## Task details
Would you please output the records exactly as they appear below?

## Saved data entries
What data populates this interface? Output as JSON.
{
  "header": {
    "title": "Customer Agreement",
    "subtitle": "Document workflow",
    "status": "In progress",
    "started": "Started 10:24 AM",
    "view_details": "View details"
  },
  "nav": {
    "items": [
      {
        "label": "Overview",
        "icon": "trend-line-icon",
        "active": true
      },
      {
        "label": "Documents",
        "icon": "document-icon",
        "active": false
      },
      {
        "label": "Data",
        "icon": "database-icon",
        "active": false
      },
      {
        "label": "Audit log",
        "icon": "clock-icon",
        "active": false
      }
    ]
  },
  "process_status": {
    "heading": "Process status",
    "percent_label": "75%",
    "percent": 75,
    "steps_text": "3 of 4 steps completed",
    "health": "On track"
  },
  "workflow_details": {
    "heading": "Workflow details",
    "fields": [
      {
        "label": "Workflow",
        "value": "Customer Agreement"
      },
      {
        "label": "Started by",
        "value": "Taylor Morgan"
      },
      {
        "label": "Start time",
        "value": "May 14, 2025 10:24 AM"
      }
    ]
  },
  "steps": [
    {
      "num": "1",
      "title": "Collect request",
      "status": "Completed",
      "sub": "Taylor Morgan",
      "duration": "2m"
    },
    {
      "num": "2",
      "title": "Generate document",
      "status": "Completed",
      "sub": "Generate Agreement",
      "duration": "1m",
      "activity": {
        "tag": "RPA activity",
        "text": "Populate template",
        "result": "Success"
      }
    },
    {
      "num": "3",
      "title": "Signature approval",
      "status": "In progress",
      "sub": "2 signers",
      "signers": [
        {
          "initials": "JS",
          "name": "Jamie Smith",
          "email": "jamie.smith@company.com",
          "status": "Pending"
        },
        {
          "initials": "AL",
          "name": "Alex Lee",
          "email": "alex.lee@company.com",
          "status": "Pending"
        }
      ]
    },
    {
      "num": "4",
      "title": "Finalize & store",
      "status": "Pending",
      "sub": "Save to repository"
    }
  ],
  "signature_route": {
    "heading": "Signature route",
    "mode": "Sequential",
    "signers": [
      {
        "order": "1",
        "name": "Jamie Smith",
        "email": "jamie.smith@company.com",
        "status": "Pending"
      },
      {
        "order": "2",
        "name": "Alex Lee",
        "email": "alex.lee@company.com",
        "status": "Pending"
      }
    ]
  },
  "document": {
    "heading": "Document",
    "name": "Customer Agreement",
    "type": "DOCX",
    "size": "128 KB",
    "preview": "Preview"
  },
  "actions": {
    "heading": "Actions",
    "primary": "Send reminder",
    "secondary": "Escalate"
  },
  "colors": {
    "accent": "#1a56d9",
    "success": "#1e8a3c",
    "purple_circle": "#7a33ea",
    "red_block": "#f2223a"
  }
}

## Answer to the problem
What data populates this interface? Output as JSON.
{
  "header": {
    "title": "Customer Agreement",
    "subtitle": "Document workflow",
    "status": "In progress",
    "started": "Started 10:24 AM",
    "view_details": "View details"
  },
  "nav": {
    "items": [
      {
        "label": "Overview",
        "icon": "trend-line-icon",
        "active": true
      },
      {
        "label": "Documents",
        "icon": "document-icon",
        "active": false
      },
      {
        "label": "Data",
        "icon": "database-icon",
        "active": false
      },
      {
        "label": "Audit log",
        "icon": "clock-icon",
        "active": false
      }
    ]
  },
  "process_status": {
    "heading": "Process status",
    "percent_label": "75%",
    "percent": 75,
    "steps_text": "3 of 4 steps completed",
    "health": "On track"
  },
  "workflow_details": {
    "heading": "Workflow details",
    "fields": [
      {
        "label": "Workflow",
        "value": "Customer Agreement"
      },
      {
        "label": "Started by",
        "value": "Taylor Morgan"
      },
      {
        "label": "Start time",
        "value": "May 14, 2025 10:24 AM"
      }
    ]
  },
  "steps": [
    {
      "num": "1",
      "title": "Collect request",
      "status": "Completed",
      "sub": "Taylor Morgan",
      "duration": "2m"
    },
    {
      "num": "2",
      "title": "Generate document",
      "status": "Completed",
      "sub": "Generate Agreement",
      "duration": "1m",
      "activity": {
        "tag": "RPA activity",
        "text": "Populate template",
        "result": "Success"
      }
    },
    {
      "num": "3",
      "title": "Signature approval",
      "status": "In progress",
      "sub": "2 signers",
      "signers": [
        {
          "initials": "JS",
          "name": "Jamie Smith",
          "email": "jamie.smith@company.com",
          "status": "Pending"
        },
        {
          "initials": "AL",
          "name": "Alex Lee",
          "email": "alex.lee@company.com",
          "status": "Pending"
        }
      ]
    },
    {
      "num": "4",
      "title": "Finalize & store",
      "status": "Pending",
      "sub": "Save to repository"
    }
  ],
  "signature_route": {
    "heading": "Signature route",
    "mode": "Sequential",
    "signers": [
      {
        "order": "1",
        "name": "Jamie Smith",
        "email": "jamie.smith@company.com",
        "status": "Pending"
      },
      {
        "order": "2",
        "name": "Alex Lee",
        "email": "alex.lee@company.com",
        "status": "Pending"
      }
    ]
  },
  "document": {
    "heading": "Document",
    "name": "Customer Agreement",
    "type": "DOCX",
    "size": "128 KB",
    "preview": "Preview"
  },
  "actions": {
    "heading": "Actions",
    "primary": "Send reminder",
    "secondary": "Escalate"
  },
  "colors": {
    "accent": "#1a56d9",
    "success": "#1e8a3c",
    "purple_circle": "#7a33ea",
    "red_block": "#f2223a"
  }
}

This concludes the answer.